Depending on your medical history, your doctor will perform a thorough physical examination and order imaging tests of the lungs and of the leg veins. Be sure to let your doctor know if you have had any symptoms, such as those listed above.
Imaging tests include:
- Chest x-ray: Not an ideal test for the diagnosis of pulmonary embolism but it may rule out an enlarged heart or pneumonia as a cause of your symptoms. If the chest X-ray is normal, you may need further testing.
- Computed Tomography Scan - Angiogram (CTA): It is a very accurate study and the most commonly used one for the diagnosis of pulmonary embolism. This comes at the cost of the need for radiation and intravenous dye (iodinated contrast) that may be harmful for the kidneys, especially in patients with impaired renal function.
- Echocardiogram (echo): This test detects abnormalities in the size or function of the heart, which may be a sign of pulmonary embolism and give information about its severity.
- Ventilation Perfusion Lung Scanning (VQ Scan): This test scans for abnormal blood flow through the lungs after a radioactive tracer has been injected and you breathe a radioactive gas. It is rarely used in contemporary practice.
- Ultrasound of the leg veins (Duplex or Triplex): It is simple, fast, non-invasive and accurate in the diagnosis of venous thrombosis (blood clots) of the legs. If positive it may aid in the diagnosis of pulmonary embolism; if negative additional tests will be needed.

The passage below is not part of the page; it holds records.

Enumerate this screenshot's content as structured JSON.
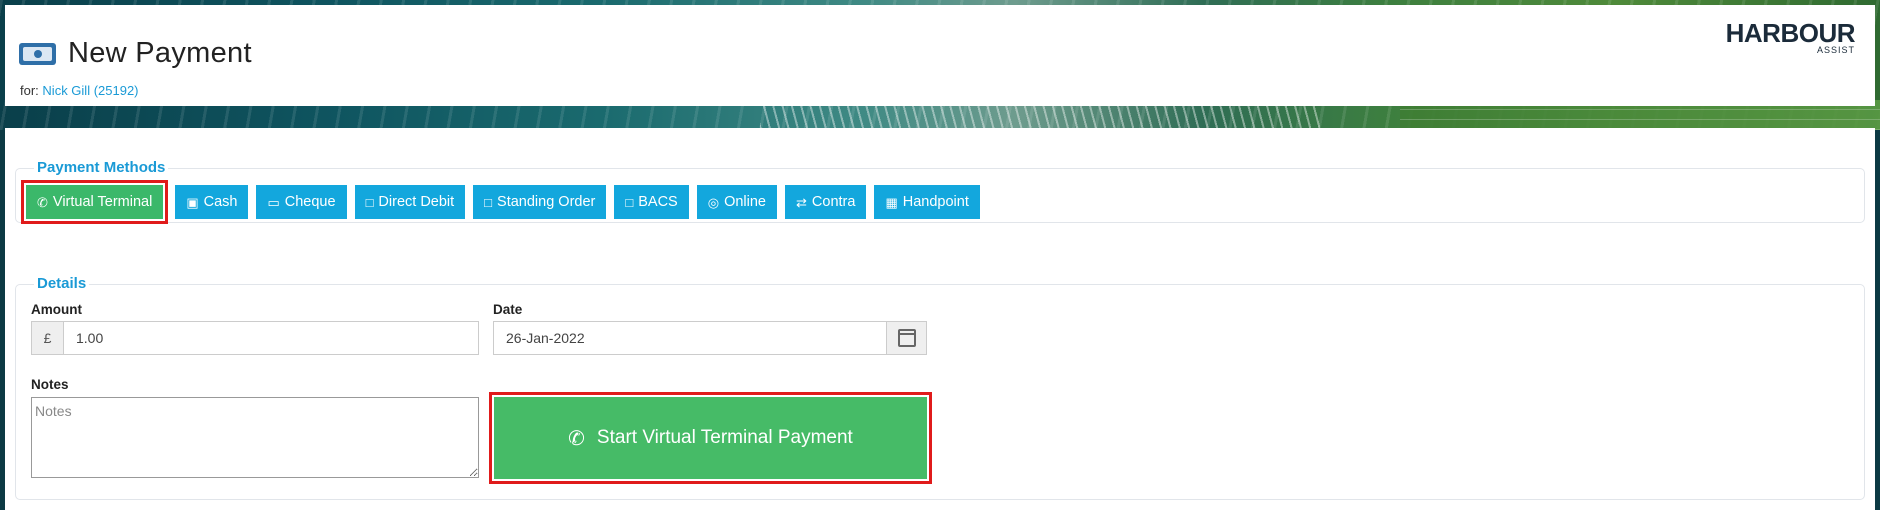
{
  "header": {
    "title": "New Payment",
    "for_prefix": "for:",
    "customer_link": "Nick Gill (25192)",
    "logo_main": "HARBOUR",
    "logo_sub": "ASSIST"
  },
  "payment_methods": {
    "legend": "Payment Methods",
    "buttons": [
      {
        "label": "Virtual Terminal",
        "icon": "phone-icon",
        "active": true
      },
      {
        "label": "Cash",
        "icon": "money-icon"
      },
      {
        "label": "Cheque",
        "icon": "cheque-icon"
      },
      {
        "label": "Direct Debit",
        "icon": "calendar-icon"
      },
      {
        "label": "Standing Order",
        "icon": "calendar-icon"
      },
      {
        "label": "BACS",
        "icon": "calendar-icon"
      },
      {
        "label": "Online",
        "icon": "globe-icon"
      },
      {
        "label": "Contra",
        "icon": "exchange-icon"
      },
      {
        "label": "Handpoint",
        "icon": "calculator-icon"
      }
    ]
  },
  "details": {
    "legend": "Details",
    "amount_label": "Amount",
    "currency_symbol": "£",
    "amount_value": "1.00",
    "date_label": "Date",
    "date_value": "26-Jan-2022",
    "notes_label": "Notes",
    "notes_placeholder": "Notes",
    "start_button": "Start Virtual Terminal Payment"
  },
  "colors": {
    "accent_blue": "#13a7dd",
    "active_green": "#3bb86a",
    "highlight_red": "#e01b1b"
  }
}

- Pulmonary Angiography: It is an invasive imaging study done in a surgical environment as it requires vein access through a groin or neck puncture. It requires radiation and intravenous contrast. In contemporary practice, it is not routinely recommended for diagnosis. It will eventually be used as part of your treatment if clot busters’ (thrombolysis) are going to be used for your treatment.
Additional tests include:
- Blood tests: D-dimer test measures the levels of a substance that is released when a blood clot breaks up. It is usually high in people with pulmonary embolism. Troponin and BNP (brain natriuretic peptide – hormone) levels if elevated indicate heart damage that may be related to a severe pulmonary embolism.
- Arterial blood gas analysis: Low oxygen levels may suggest pulmonary embolism.
- Electrocardiogram (EKG, ECG): The electrical activity of the heart is recorded with this test. EKG results will mainly help rule out a heart attack, but sometimes may be diagnostic of a pulmonary embolism.